By Leia Toovey- Exclusive to Potash Investing News
While low grain inventories and high prices are providing plenty of incentive for farmer’s to apply fertilizers, shares of potash and phosphate producers are still well-off their 52-week highs.
With potash and phosphate producers raking in record-earnings, and prices for the nutrients climbing across the global market place, many investors are stumped, wondering when/if will share prices start to reflect the sector’s bullish trajectory. In Potash Corporation of Saskatchewan’s earnings release, CEO Bill Doyle commented that his company was “not immune” to the bleak global macroeconomic picture, however, the potash sector as a whole was still supported by strong fundamentals.
Despite the great fundamentals supporting the phosphates and potash, the fertilizer sector will continue to be impacted by the debt contagion in the Eurozone, and the questionable demand outlook in Asia and America. Therefore, in the near-term analysts don’t have a consistent view over what the future holds for fertilizer stocks, as evident by variances in the outlook ratings investment houses have granted potash and phosphate producers.
On Tuesday, equities research analysts at Goldman Sachs (NYSE:GS) raised their price target on shares of Potash Corp (NYSEPOT) to $61.00 in a research issued note to investors. They currently have a “buy” rating on the company’s shares. Separately, analysts at Citigroup (NYSE:C) reiterated a “buy” rating on shares of Potash Corp in a research note to investors on Wednesday, November 2. Analysts at RBC Capital (NYSE:RY) initiated coverage on shares of Potash Corp on Thursday, October 27. They set a “sector perform” rating and a $55.00 price target on the stock. Potash Corp is currently trading around $45.00 on the NYSE; it has a 52-week high of $63.97 and a 52-week low of $39.54
Intrepid Potash (NYSE:IPI) was downgraded by equities research analysts at Zacks Investment Research from an “outperform” rating to a “neutral” rating in a research note issued to investors on Saturday. On Tuesday, equities research analysts at UBS AG (NYSE:UBS) initiated coverage on shares of Intrepid Potash. They set a “neutral” rating and a $28.00 price target on the stock. Intrepid Potash’s current share price is 24.80; it has a 52-week high of $40.22, and a 52-week low of $22.47.
Even as share values stagnate, bullish data over the future of the sector continues to stream in. This week ,Ohio State University Extension agricultural economist Barry Ward says current budget projections for his state show a likely 10 percent rise in variable costs for next year’s crop, with potash costs representing a much higher percentage. “Potash prices will likely trend higher into 2012 as high crop prices will into continued strong demand while the two major potash consortiums will meter out supply to keep prices stable,” claimed Ward. Ward added that higher potash costs are not likely to deter farmers from purchases. “Input costs have increased from last year but high futures prices for 2012 crops allow producers to plan for positive margins for next year.”
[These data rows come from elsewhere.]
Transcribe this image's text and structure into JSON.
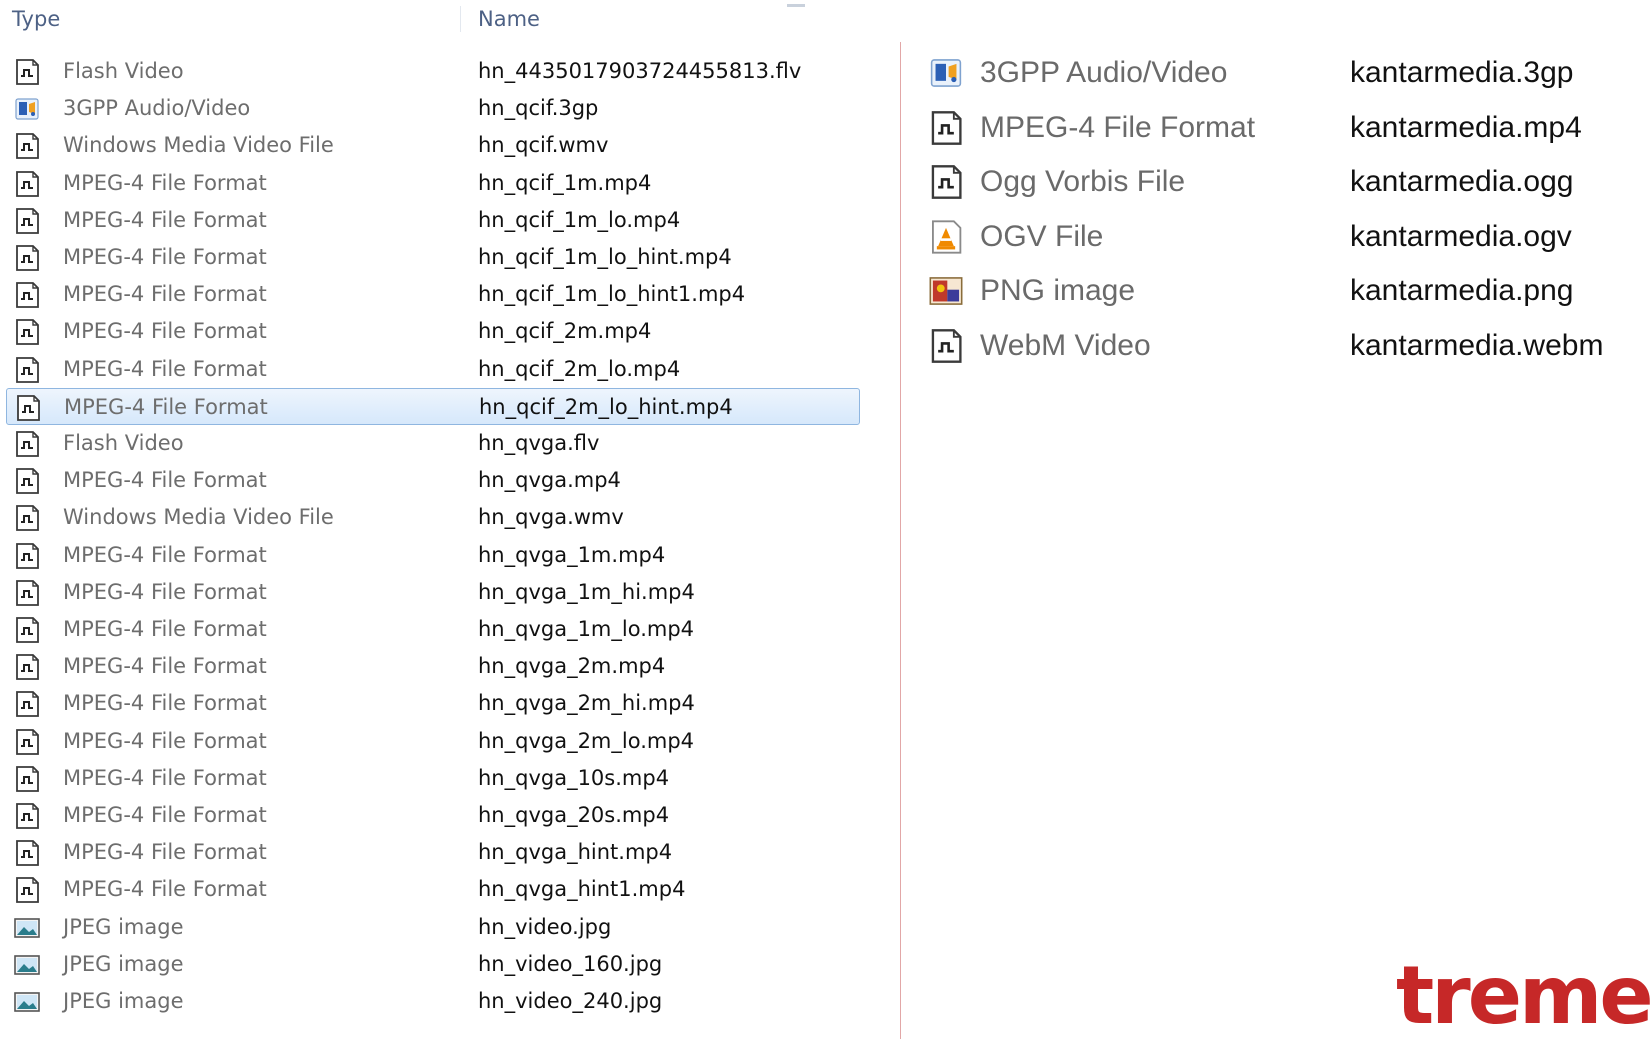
{
  "columns": {
    "type_header": "Type",
    "name_header": "Name"
  },
  "left_files": [
    {
      "icon": "media-file-icon",
      "type": "Flash Video",
      "name": "hn_4435017903724455813.flv"
    },
    {
      "icon": "3gpp-file-icon",
      "type": "3GPP Audio/Video",
      "name": "hn_qcif.3gp"
    },
    {
      "icon": "media-file-icon",
      "type": "Windows Media Video File",
      "name": "hn_qcif.wmv"
    },
    {
      "icon": "media-file-icon",
      "type": "MPEG-4 File Format",
      "name": "hn_qcif_1m.mp4"
    },
    {
      "icon": "media-file-icon",
      "type": "MPEG-4 File Format",
      "name": "hn_qcif_1m_lo.mp4"
    },
    {
      "icon": "media-file-icon",
      "type": "MPEG-4 File Format",
      "name": "hn_qcif_1m_lo_hint.mp4"
    },
    {
      "icon": "media-file-icon",
      "type": "MPEG-4 File Format",
      "name": "hn_qcif_1m_lo_hint1.mp4"
    },
    {
      "icon": "media-file-icon",
      "type": "MPEG-4 File Format",
      "name": "hn_qcif_2m.mp4"
    },
    {
      "icon": "media-file-icon",
      "type": "MPEG-4 File Format",
      "name": "hn_qcif_2m_lo.mp4"
    },
    {
      "icon": "media-file-icon",
      "type": "MPEG-4 File Format",
      "name": "hn_qcif_2m_lo_hint.mp4",
      "selected": true
    },
    {
      "icon": "media-file-icon",
      "type": "Flash Video",
      "name": "hn_qvga.flv"
    },
    {
      "icon": "media-file-icon",
      "type": "MPEG-4 File Format",
      "name": "hn_qvga.mp4"
    },
    {
      "icon": "media-file-icon",
      "type": "Windows Media Video File",
      "name": "hn_qvga.wmv"
    },
    {
      "icon": "media-file-icon",
      "type": "MPEG-4 File Format",
      "name": "hn_qvga_1m.mp4"
    },
    {
      "icon": "media-file-icon",
      "type": "MPEG-4 File Format",
      "name": "hn_qvga_1m_hi.mp4"
    },
    {
      "icon": "media-file-icon",
      "type": "MPEG-4 File Format",
      "name": "hn_qvga_1m_lo.mp4"
    },
    {
      "icon": "media-file-icon",
      "type": "MPEG-4 File Format",
      "name": "hn_qvga_2m.mp4"
    },
    {
      "icon": "media-file-icon",
      "type": "MPEG-4 File Format",
      "name": "hn_qvga_2m_hi.mp4"
    },
    {
      "icon": "media-file-icon",
      "type": "MPEG-4 File Format",
      "name": "hn_qvga_2m_lo.mp4"
    },
    {
      "icon": "media-file-icon",
      "type": "MPEG-4 File Format",
      "name": "hn_qvga_10s.mp4"
    },
    {
      "icon": "media-file-icon",
      "type": "MPEG-4 File Format",
      "name": "hn_qvga_20s.mp4"
    },
    {
      "icon": "media-file-icon",
      "type": "MPEG-4 File Format",
      "name": "hn_qvga_hint.mp4"
    },
    {
      "icon": "media-file-icon",
      "type": "MPEG-4 File Format",
      "name": "hn_qvga_hint1.mp4"
    },
    {
      "icon": "jpeg-image-icon",
      "type": "JPEG image",
      "name": "hn_video.jpg"
    },
    {
      "icon": "jpeg-image-icon",
      "type": "JPEG image",
      "name": "hn_video_160.jpg"
    },
    {
      "icon": "jpeg-image-icon",
      "type": "JPEG image",
      "name": "hn_video_240.jpg"
    }
  ],
  "right_files": [
    {
      "icon": "3gpp-file-icon",
      "type": "3GPP Audio/Video",
      "name": "kantarmedia.3gp"
    },
    {
      "icon": "media-file-icon",
      "type": "MPEG-4 File Format",
      "name": "kantarmedia.mp4"
    },
    {
      "icon": "media-file-icon",
      "type": "Ogg Vorbis File",
      "name": "kantarmedia.ogg"
    },
    {
      "icon": "vlc-file-icon",
      "type": "OGV File",
      "name": "kantarmedia.ogv"
    },
    {
      "icon": "png-image-icon",
      "type": "PNG image",
      "name": "kantarmedia.png"
    },
    {
      "icon": "media-file-icon",
      "type": "WebM Video",
      "name": "kantarmedia.webm"
    }
  ],
  "logo": {
    "text": "tremen",
    "color": "#c62828"
  },
  "colors": {
    "type_text": "#6d6d6d",
    "name_text": "#111111",
    "header_text": "#4d6185",
    "selection_border": "#8fb6e0",
    "divider": "#e2a7a7"
  }
}
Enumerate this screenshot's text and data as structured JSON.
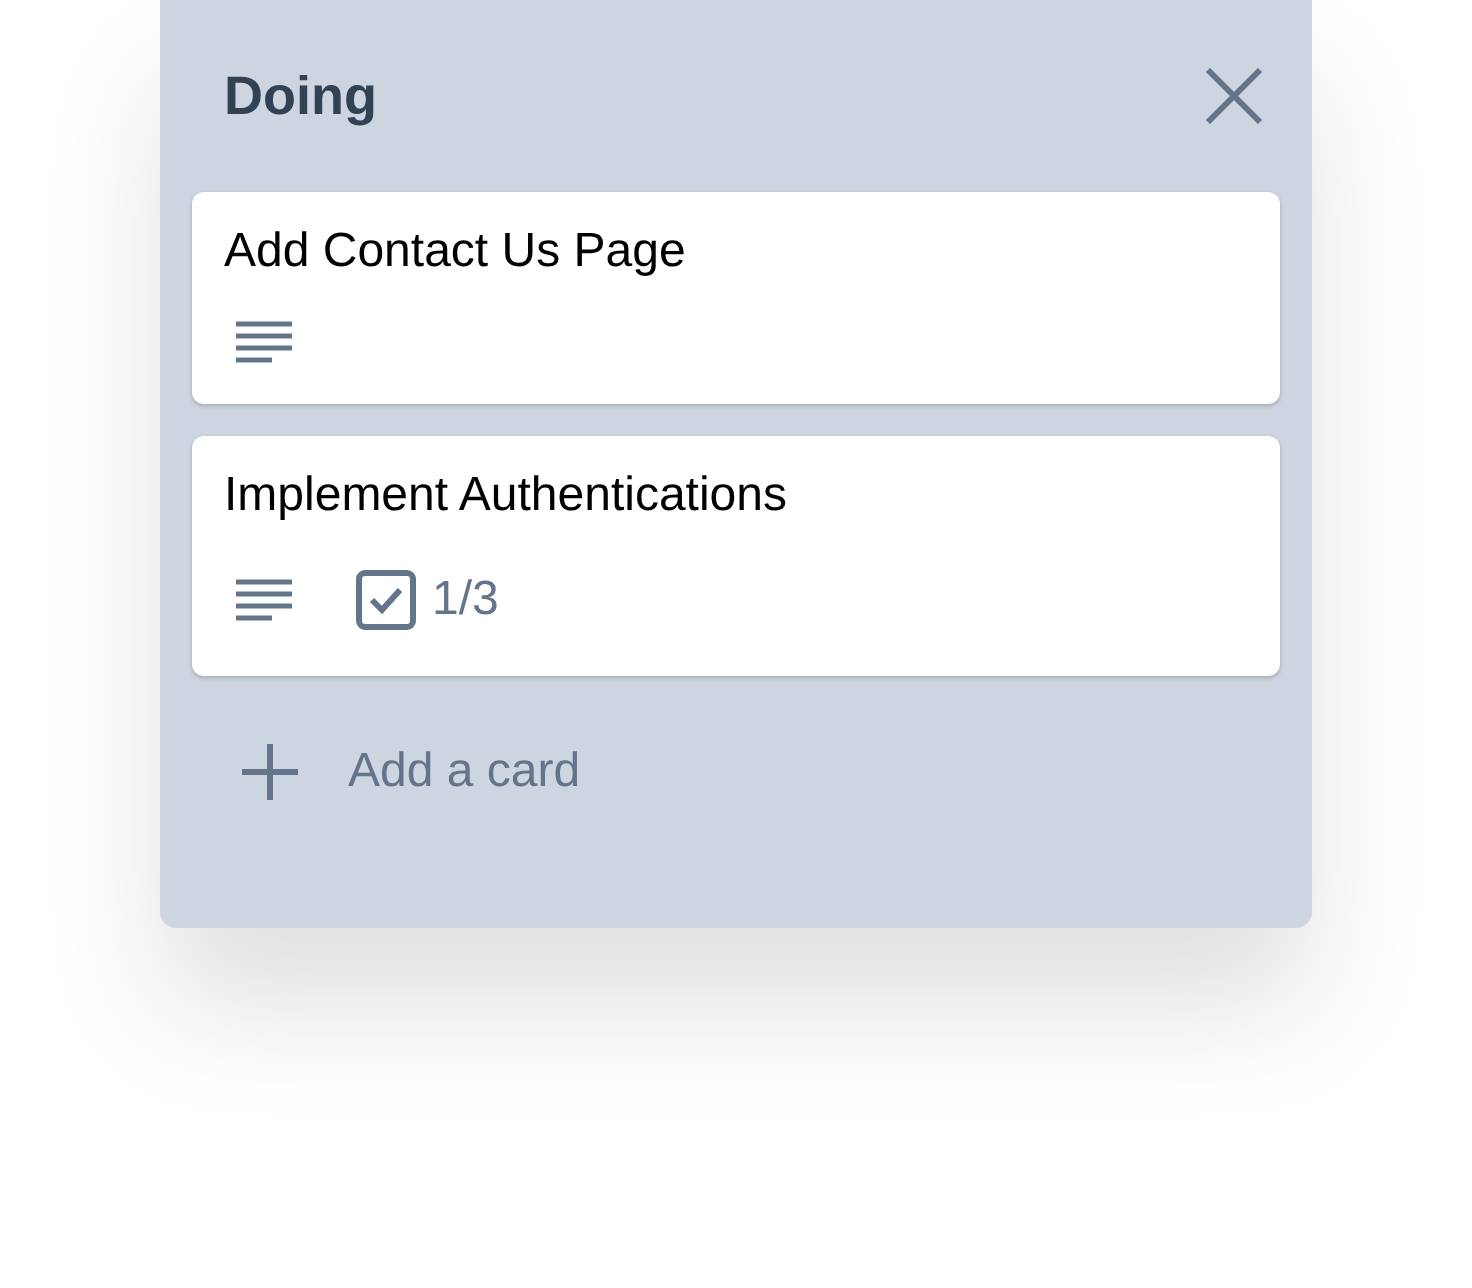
{
  "list": {
    "title": "Doing"
  },
  "cards": [
    {
      "title": "Add Contact Us Page",
      "badges": [
        {
          "kind": "description"
        }
      ]
    },
    {
      "title": "Implement Authentications",
      "badges": [
        {
          "kind": "description"
        },
        {
          "kind": "checklist",
          "text": "1/3"
        }
      ]
    }
  ],
  "add_card": {
    "label": "Add a card"
  }
}
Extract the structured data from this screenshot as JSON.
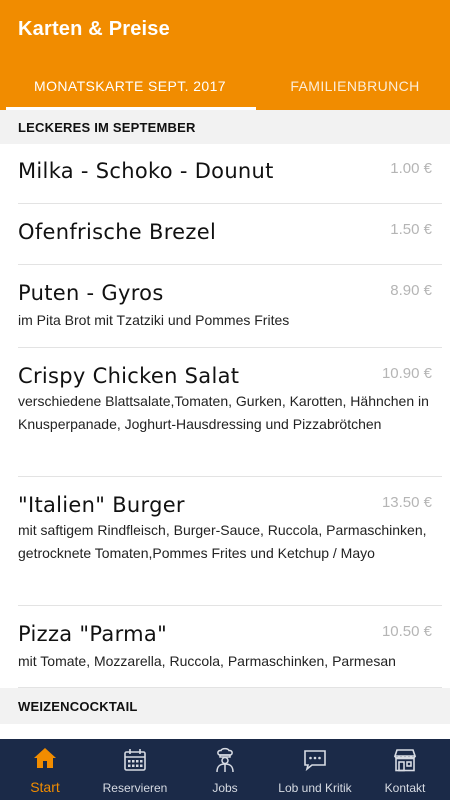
{
  "header": {
    "title": "Karten & Preise",
    "background": "#f18c00"
  },
  "tabs": [
    {
      "label": "MONATSKARTE SEPT. 2017",
      "selected": true
    },
    {
      "label": "FAMILIENBRUNCH",
      "selected": false
    }
  ],
  "sections": [
    {
      "title": "LECKERES IM SEPTEMBER",
      "items": [
        {
          "name": "Milka - Schoko - Dounut",
          "price": "1.00 €",
          "description": ""
        },
        {
          "name": "Ofenfrische Brezel",
          "price": "1.50 €",
          "description": ""
        },
        {
          "name": "Puten - Gyros",
          "price": "8.90 €",
          "description": "im Pita Brot mit Tzatziki und Pommes Frites"
        },
        {
          "name": "Crispy Chicken Salat",
          "price": "10.90 €",
          "description": "verschiedene Blattsalate,Tomaten, Gurken, Karotten, Hähnchen in Knusperpanade, Joghurt-Hausdressing und Pizzabrötchen"
        },
        {
          "name": "\"Italien\" Burger",
          "price": "13.50 €",
          "description": "mit saftigem Rindfleisch, Burger-Sauce, Ruccola, Parmaschinken, getrocknete Tomaten,Pommes Frites und Ketchup / Mayo"
        },
        {
          "name": "Pizza \"Parma\"",
          "price": "10.50 €",
          "description": "mit Tomate, Mozzarella, Ruccola, Parmaschinken, Parmesan"
        }
      ]
    },
    {
      "title": "WEIZENCOCKTAIL",
      "items": []
    }
  ],
  "bottom_nav": {
    "background": "#1b2a48",
    "active_color": "#f18c00",
    "items": [
      {
        "label": "Start",
        "icon": "home-icon",
        "active": true
      },
      {
        "label": "Reservieren",
        "icon": "calendar-icon",
        "active": false
      },
      {
        "label": "Jobs",
        "icon": "chef-icon",
        "active": false
      },
      {
        "label": "Lob und Kritik",
        "icon": "chat-bubble-icon",
        "active": false
      },
      {
        "label": "Kontakt",
        "icon": "storefront-icon",
        "active": false
      }
    ]
  }
}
In India, a government panel is working to assess, and remediate the phosphate supply situation that is crimping agricultural output. In the recent Rabi planting season, farmers complained that they did not receive phosphate in a timely fashion, due to shortages of the essential crop nutrient. To maximize yields, the proper timing of phosphate application is crucial. The government panel’s research showed that India’s demand for phosphates will grow in the coming years; however, the panel has yet to come up with a solution on how to prevent future supply shortages. India’s apparent consumption of apatite and rock phosphate is estimated at 8.59 million tonnes for the 2011-12 period, and will grow by approximately 9 percent a year to reach 13.22 million tonnes by 2016-17. According to Reuters, India’s demand for potash in 2011/2012 will be 5 percent more compared to 2010/2011.
Securities Disclosure: I, Leia Toovey, hold equity interests in Potash Corporation of Saskatchewan and Goldman Sachs.